Tax questions are one of the most pertinent when speaking about the benefits of the Token Incentive Programme (TIP). Although we cannot give you tax advice, here are some answers we can provide to make it easier for you to identify the tax risks.
Granting the Tokens should not raise tax issues for the company giving the tokens or the participants receiving them.
This is because the Tokens are assumed to be valueless at the time of issuing. Token holders do not possess rights equal to those held by the shareholders. Tokens are not tradable. Tokens do not even give a possibility to have any share in the company. Tokens are merely a technical solution for granting their holders a future promise that will become valuable at the moment of redemption.
The Estonian Tax and Customs Board has agreed to our view regarding the value of the tokens when issued. Also, our legal research in several other countries has confirmed the same.
The next step is the redemption of Tokens which occurs when shareholders decide to sell their shares in the Company - that is the exit event. In line with the TIP, the Company buys the Tokens back from their holders, and the Participants receive monetary payment in proportion to the actual shares sold by the shareholders. Still, no actual shares will be assigned to the Token holders; only the amount payable is related to the price of the exit deal.
Redeeming Tokens will most probably trigger income or profit taxes. On the other hand, the answer to the question of value-added tax (VAT) may vary.
Participants receive income when the tokens are redeemed; therefore, they are likely required to declare and pay income tax in their country of residence in line with the rules effective there.
Income from the redemption of tokens can be treated as a capital gain from the sale of the token. The difference between the acquisition and sales price is typically taxed in such cases. Since the acquisition price is zero, the entire gain could be taxed. The tax rates and exact rules should be checked in your country of residence.
However, the redemption payment made to the employees can often be income from employment, especially if the employer granted the Tokens as a work-related bonus. Usually, it means that the payroll taxes have to be paid, including the social security contributions.
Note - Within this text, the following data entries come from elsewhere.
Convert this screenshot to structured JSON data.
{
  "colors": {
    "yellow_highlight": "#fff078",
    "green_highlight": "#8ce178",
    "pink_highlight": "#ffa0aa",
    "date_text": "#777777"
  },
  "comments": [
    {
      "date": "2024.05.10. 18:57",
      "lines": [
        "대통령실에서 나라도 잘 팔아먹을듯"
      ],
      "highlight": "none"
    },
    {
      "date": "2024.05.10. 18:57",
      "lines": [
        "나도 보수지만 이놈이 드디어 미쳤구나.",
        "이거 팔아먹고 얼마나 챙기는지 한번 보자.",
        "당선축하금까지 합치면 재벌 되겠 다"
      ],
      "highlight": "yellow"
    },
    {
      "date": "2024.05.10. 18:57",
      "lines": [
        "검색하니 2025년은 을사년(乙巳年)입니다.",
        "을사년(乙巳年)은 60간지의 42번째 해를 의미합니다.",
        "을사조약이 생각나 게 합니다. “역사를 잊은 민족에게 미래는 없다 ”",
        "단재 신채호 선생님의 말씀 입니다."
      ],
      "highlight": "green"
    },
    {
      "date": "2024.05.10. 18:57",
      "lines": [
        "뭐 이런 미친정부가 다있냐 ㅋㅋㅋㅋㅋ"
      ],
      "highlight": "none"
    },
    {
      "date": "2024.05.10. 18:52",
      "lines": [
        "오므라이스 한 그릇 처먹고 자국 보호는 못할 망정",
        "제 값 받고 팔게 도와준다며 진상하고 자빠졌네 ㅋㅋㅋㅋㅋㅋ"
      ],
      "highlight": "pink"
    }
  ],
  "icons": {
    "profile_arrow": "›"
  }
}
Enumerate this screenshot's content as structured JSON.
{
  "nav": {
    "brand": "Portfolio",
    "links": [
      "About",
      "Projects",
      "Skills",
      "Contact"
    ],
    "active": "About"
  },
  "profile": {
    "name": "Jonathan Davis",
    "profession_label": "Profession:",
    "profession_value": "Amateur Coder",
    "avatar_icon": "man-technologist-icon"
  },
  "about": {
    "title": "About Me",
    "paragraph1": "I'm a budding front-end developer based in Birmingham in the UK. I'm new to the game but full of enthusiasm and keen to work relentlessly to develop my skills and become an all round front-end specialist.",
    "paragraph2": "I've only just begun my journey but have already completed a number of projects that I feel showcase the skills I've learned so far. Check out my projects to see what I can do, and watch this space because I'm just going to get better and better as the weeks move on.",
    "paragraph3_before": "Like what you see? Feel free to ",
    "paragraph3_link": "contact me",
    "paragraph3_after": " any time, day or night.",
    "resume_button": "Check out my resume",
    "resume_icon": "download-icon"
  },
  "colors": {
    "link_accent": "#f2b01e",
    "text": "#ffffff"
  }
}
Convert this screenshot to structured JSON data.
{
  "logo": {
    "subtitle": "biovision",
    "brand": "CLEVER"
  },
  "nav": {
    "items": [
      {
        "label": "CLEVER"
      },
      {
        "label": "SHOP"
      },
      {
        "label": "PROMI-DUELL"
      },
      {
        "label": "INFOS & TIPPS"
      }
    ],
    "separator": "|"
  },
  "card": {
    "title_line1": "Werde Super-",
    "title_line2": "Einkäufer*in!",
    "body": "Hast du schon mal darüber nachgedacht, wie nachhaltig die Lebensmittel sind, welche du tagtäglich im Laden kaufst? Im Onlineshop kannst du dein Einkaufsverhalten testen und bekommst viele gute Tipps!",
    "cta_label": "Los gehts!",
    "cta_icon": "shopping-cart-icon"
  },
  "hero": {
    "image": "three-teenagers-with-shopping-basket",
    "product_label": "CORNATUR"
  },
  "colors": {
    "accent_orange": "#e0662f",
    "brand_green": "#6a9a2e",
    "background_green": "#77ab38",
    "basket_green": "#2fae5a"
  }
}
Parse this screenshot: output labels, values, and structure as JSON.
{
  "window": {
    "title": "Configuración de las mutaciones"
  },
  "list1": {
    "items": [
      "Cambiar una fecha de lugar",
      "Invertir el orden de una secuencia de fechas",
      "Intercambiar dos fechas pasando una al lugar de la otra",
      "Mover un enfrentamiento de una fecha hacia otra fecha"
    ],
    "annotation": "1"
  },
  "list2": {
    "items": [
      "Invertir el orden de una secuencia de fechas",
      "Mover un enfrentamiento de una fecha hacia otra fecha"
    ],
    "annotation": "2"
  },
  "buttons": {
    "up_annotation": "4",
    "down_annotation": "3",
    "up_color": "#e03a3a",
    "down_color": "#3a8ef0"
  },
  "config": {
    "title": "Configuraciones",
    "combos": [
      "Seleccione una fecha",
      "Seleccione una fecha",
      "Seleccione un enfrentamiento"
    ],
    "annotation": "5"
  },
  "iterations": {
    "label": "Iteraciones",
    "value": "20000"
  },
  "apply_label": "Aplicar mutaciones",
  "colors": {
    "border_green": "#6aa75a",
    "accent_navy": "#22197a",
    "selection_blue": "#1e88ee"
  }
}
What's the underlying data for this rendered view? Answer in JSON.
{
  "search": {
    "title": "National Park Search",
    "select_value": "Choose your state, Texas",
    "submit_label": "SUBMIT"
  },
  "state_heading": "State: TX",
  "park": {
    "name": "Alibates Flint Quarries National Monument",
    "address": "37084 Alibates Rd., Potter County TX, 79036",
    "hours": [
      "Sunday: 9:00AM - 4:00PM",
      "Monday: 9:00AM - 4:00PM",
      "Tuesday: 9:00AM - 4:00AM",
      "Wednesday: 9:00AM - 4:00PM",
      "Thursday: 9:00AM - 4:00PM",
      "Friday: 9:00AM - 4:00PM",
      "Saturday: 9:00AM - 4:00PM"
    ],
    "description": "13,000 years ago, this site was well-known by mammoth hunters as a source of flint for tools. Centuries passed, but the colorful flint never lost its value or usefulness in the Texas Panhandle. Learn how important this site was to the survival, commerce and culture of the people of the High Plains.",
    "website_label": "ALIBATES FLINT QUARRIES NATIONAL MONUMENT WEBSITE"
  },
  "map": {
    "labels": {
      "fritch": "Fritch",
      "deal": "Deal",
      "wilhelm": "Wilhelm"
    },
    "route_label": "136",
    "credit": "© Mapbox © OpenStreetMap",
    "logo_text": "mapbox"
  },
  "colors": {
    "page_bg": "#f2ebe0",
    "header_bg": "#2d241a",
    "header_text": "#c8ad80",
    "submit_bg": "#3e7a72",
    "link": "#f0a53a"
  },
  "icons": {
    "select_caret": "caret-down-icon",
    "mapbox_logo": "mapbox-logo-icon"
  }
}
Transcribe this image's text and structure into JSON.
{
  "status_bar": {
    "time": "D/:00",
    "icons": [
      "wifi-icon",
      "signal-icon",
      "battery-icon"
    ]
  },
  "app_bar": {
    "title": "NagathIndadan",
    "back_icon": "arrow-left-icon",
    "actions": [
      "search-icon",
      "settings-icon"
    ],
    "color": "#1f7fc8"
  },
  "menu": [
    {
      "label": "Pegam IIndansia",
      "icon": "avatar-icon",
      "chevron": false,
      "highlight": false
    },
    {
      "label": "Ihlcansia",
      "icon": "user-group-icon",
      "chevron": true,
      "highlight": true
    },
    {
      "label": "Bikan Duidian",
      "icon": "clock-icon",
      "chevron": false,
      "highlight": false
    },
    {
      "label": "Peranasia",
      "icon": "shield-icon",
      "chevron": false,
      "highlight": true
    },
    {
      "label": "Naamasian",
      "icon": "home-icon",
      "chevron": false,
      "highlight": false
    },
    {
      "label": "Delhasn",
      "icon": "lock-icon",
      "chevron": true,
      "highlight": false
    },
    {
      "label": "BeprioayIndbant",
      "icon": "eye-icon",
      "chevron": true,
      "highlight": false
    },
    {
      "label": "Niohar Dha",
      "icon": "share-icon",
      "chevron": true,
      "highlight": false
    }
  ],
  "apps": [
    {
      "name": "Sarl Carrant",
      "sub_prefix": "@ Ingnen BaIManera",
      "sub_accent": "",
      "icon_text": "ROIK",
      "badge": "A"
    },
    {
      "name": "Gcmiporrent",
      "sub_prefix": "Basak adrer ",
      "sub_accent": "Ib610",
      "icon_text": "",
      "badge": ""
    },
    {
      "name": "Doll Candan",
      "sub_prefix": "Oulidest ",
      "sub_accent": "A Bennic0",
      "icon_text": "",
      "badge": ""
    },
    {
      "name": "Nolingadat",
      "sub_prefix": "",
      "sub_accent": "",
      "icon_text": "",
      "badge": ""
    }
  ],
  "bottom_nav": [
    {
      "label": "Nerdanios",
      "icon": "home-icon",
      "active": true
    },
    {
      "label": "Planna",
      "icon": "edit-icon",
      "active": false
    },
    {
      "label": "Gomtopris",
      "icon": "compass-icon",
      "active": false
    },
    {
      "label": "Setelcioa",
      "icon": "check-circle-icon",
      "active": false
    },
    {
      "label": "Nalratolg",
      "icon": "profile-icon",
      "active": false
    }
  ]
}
That is why it is good to know that if you are an Estonian resident employed by an Estonian company, the redemption payment can be treated as a capital gain, and no payroll taxes are withheld. The Estonian Tax and Customs Board confirmed it in a situation where the tokens are redeemed via payments from the equity, which are taxed at the Company level.
Taxation of the Estonian company is essential to explore to understand the tax authorities' view. Taxation of corporate profits ****differs in Estonia as compared to other countries. Profits are not taxed when earned but only when they are distributed. Therefore, the payments made from the equity can also be taxable at the Company level.
As explained above, granting valueless tokens does not create any tax liability. Redeeming tokens may still be a taxable payment for the Estonian company if the payments are made out of the company's equity because such payments are treated similarly to profit distribution. Taxable is the amount of the payments that exceed the contributions made previously to the equity; therefore, the exact tax amount depends on each company's circumstances.
Value-added tax issues may arise when the redemption payment is made to a VAT-liable person. Transfer of the Tokens can be seen as a service such Participants provide. The tax treatment then depends on the views of the particular country since there is no clear guidance on how such exact tokens should be considered under the VAT rules.
In some countries, the transfer of our Tokens would be out of the VAT scope; in some countries, exempt as a supply of financial services; in other countries fully taxable at a standard VAT rate as there is no exception to be applied. We will provide updates if there are any, but so far, we suggest asking your local tax authorities to be absolutely sure.